WHAT YOU WILL DO:
Reproduce the complete set of records exactly. No picture is to appear in the copy.
TASK INPUTS below:
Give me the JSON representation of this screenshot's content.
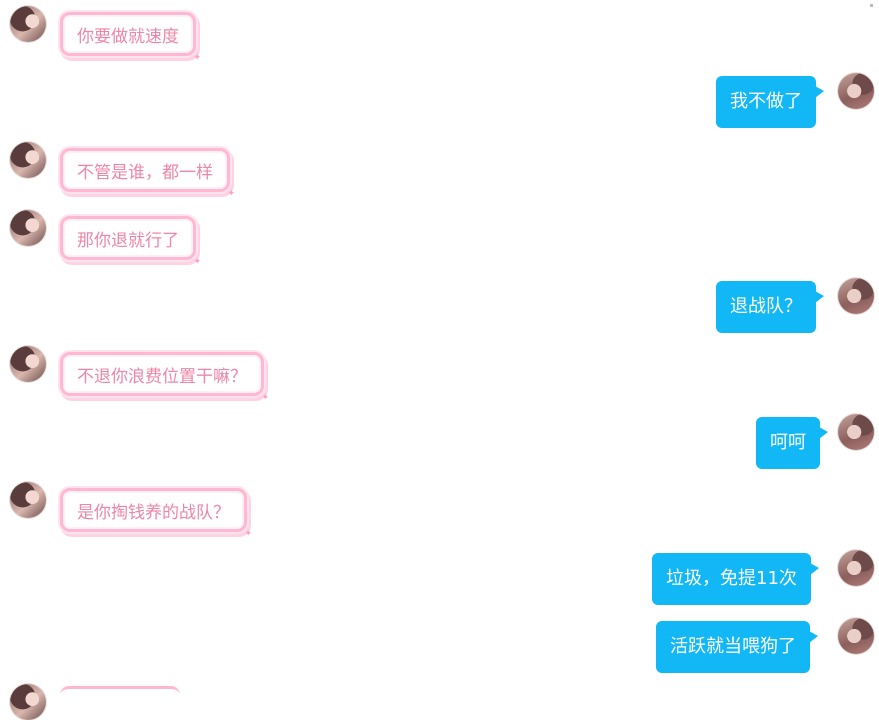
{
  "messages": [
    {
      "side": "left",
      "text": "你要做就速度"
    },
    {
      "side": "right",
      "text": "我不做了"
    },
    {
      "side": "left",
      "text": "不管是谁，都一样"
    },
    {
      "side": "left",
      "text": "那你退就行了"
    },
    {
      "side": "right",
      "text": "退战队？"
    },
    {
      "side": "left",
      "text": "不退你浪费位置干嘛？"
    },
    {
      "side": "right",
      "text": "呵呵"
    },
    {
      "side": "left",
      "text": "是你掏钱养的战队？"
    },
    {
      "side": "right",
      "text": "垃圾，免提11次"
    },
    {
      "side": "right",
      "text": "活跃就当喂狗了"
    }
  ],
  "colors": {
    "incoming_text": "#ee86a6",
    "incoming_border": "#ffb7d2",
    "outgoing_bubble": "#12b7f5"
  }
}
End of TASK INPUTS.
EXERCISE ANSWER:
Give me the JSON representation of this screenshot's content.
{
  "messages": [
    {
      "side": "left",
      "text": "你要做就速度"
    },
    {
      "side": "right",
      "text": "我不做了"
    },
    {
      "side": "left",
      "text": "不管是谁，都一样"
    },
    {
      "side": "left",
      "text": "那你退就行了"
    },
    {
      "side": "right",
      "text": "退战队？"
    },
    {
      "side": "left",
      "text": "不退你浪费位置干嘛？"
    },
    {
      "side": "right",
      "text": "呵呵"
    },
    {
      "side": "left",
      "text": "是你掏钱养的战队？"
    },
    {
      "side": "right",
      "text": "垃圾，免提11次"
    },
    {
      "side": "right",
      "text": "活跃就当喂狗了"
    }
  ],
  "colors": {
    "incoming_text": "#ee86a6",
    "incoming_border": "#ffb7d2",
    "outgoing_bubble": "#12b7f5"
  }
}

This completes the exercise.